### ENTRIES PROVIDED
+ + + + + + +

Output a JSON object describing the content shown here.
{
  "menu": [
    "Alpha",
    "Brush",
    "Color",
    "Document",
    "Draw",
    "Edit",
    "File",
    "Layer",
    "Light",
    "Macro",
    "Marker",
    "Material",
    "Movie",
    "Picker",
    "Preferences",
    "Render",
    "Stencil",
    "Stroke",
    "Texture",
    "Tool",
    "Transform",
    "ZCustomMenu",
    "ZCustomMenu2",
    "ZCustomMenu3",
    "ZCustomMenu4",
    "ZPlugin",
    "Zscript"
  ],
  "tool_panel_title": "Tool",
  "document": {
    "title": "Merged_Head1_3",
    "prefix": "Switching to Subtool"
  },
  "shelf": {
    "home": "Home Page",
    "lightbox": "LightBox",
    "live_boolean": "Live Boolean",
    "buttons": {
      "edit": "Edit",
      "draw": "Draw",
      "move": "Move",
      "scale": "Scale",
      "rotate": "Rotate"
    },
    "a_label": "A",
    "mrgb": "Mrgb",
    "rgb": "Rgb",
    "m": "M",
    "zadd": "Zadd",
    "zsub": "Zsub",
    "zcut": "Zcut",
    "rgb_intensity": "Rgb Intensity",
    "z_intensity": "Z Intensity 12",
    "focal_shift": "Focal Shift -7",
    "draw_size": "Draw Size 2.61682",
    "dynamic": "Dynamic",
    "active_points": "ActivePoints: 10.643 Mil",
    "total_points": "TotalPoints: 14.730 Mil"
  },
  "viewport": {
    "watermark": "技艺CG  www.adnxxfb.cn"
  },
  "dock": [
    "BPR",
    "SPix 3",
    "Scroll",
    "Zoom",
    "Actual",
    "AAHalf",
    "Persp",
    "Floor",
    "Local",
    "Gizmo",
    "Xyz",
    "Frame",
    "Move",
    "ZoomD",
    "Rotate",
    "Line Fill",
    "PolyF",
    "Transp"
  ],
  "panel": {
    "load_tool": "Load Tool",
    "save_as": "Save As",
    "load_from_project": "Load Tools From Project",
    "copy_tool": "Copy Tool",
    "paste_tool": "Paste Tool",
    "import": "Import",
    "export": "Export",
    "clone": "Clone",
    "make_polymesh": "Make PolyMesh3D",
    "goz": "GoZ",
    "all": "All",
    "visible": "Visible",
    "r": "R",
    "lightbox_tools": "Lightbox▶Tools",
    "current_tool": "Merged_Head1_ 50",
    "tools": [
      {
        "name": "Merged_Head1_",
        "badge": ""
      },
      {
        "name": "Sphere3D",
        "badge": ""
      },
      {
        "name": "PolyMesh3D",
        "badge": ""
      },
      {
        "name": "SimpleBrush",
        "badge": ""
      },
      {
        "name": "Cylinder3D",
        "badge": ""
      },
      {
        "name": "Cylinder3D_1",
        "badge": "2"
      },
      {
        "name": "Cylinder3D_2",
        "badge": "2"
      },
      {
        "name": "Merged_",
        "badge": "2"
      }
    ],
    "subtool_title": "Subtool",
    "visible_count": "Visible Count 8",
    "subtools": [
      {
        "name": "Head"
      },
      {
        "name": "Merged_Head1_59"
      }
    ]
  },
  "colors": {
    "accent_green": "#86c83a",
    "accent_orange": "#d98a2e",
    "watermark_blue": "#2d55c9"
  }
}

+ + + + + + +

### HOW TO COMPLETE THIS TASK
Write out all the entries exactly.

### PROBLEM SOLUTION
Output a JSON object describing the content shown here.
{
  "menu": [
    "Alpha",
    "Brush",
    "Color",
    "Document",
    "Draw",
    "Edit",
    "File",
    "Layer",
    "Light",
    "Macro",
    "Marker",
    "Material",
    "Movie",
    "Picker",
    "Preferences",
    "Render",
    "Stencil",
    "Stroke",
    "Texture",
    "Tool",
    "Transform",
    "ZCustomMenu",
    "ZCustomMenu2",
    "ZCustomMenu3",
    "ZCustomMenu4",
    "ZPlugin",
    "Zscript"
  ],
  "tool_panel_title": "Tool",
  "document": {
    "title": "Merged_Head1_3",
    "prefix": "Switching to Subtool"
  },
  "shelf": {
    "home": "Home Page",
    "lightbox": "LightBox",
    "live_boolean": "Live Boolean",
    "buttons": {
      "edit": "Edit",
      "draw": "Draw",
      "move": "Move",
      "scale": "Scale",
      "rotate": "Rotate"
    },
    "a_label": "A",
    "mrgb": "Mrgb",
    "rgb": "Rgb",
    "m": "M",
    "zadd": "Zadd",
    "zsub": "Zsub",
    "zcut": "Zcut",
    "rgb_intensity": "Rgb Intensity",
    "z_intensity": "Z Intensity 12",
    "focal_shift": "Focal Shift -7",
    "draw_size": "Draw Size 2.61682",
    "dynamic": "Dynamic",
    "active_points": "ActivePoints: 10.643 Mil",
    "total_points": "TotalPoints: 14.730 Mil"
  },
  "viewport": {
    "watermark": "技艺CG  www.adnxxfb.cn"
  },
  "dock": [
    "BPR",
    "SPix 3",
    "Scroll",
    "Zoom",
    "Actual",
    "AAHalf",
    "Persp",
    "Floor",
    "Local",
    "Gizmo",
    "Xyz",
    "Frame",
    "Move",
    "ZoomD",
    "Rotate",
    "Line Fill",
    "PolyF",
    "Transp"
  ],
  "panel": {
    "load_tool": "Load Tool",
    "save_as": "Save As",
    "load_from_project": "Load Tools From Project",
    "copy_tool": "Copy Tool",
    "paste_tool": "Paste Tool",
    "import": "Import",
    "export": "Export",
    "clone": "Clone",
    "make_polymesh": "Make PolyMesh3D",
    "goz": "GoZ",
    "all": "All",
    "visible": "Visible",
    "r": "R",
    "lightbox_tools": "Lightbox▶Tools",
    "current_tool": "Merged_Head1_ 50",
    "tools": [
      {
        "name": "Merged_Head1_",
        "badge": ""
      },
      {
        "name": "Sphere3D",
        "badge": ""
      },
      {
        "name": "PolyMesh3D",
        "badge": ""
      },
      {
        "name": "SimpleBrush",
        "badge": ""
      },
      {
        "name": "Cylinder3D",
        "badge": ""
      },
      {
        "name": "Cylinder3D_1",
        "badge": "2"
      },
      {
        "name": "Cylinder3D_2",
        "badge": "2"
      },
      {
        "name": "Merged_",
        "badge": "2"
      }
    ],
    "subtool_title": "Subtool",
    "visible_count": "Visible Count 8",
    "subtools": [
      {
        "name": "Head"
      },
      {
        "name": "Merged_Head1_59"
      }
    ]
  },
  "colors": {
    "accent_green": "#86c83a",
    "accent_orange": "#d98a2e",
    "watermark_blue": "#2d55c9"
  }
}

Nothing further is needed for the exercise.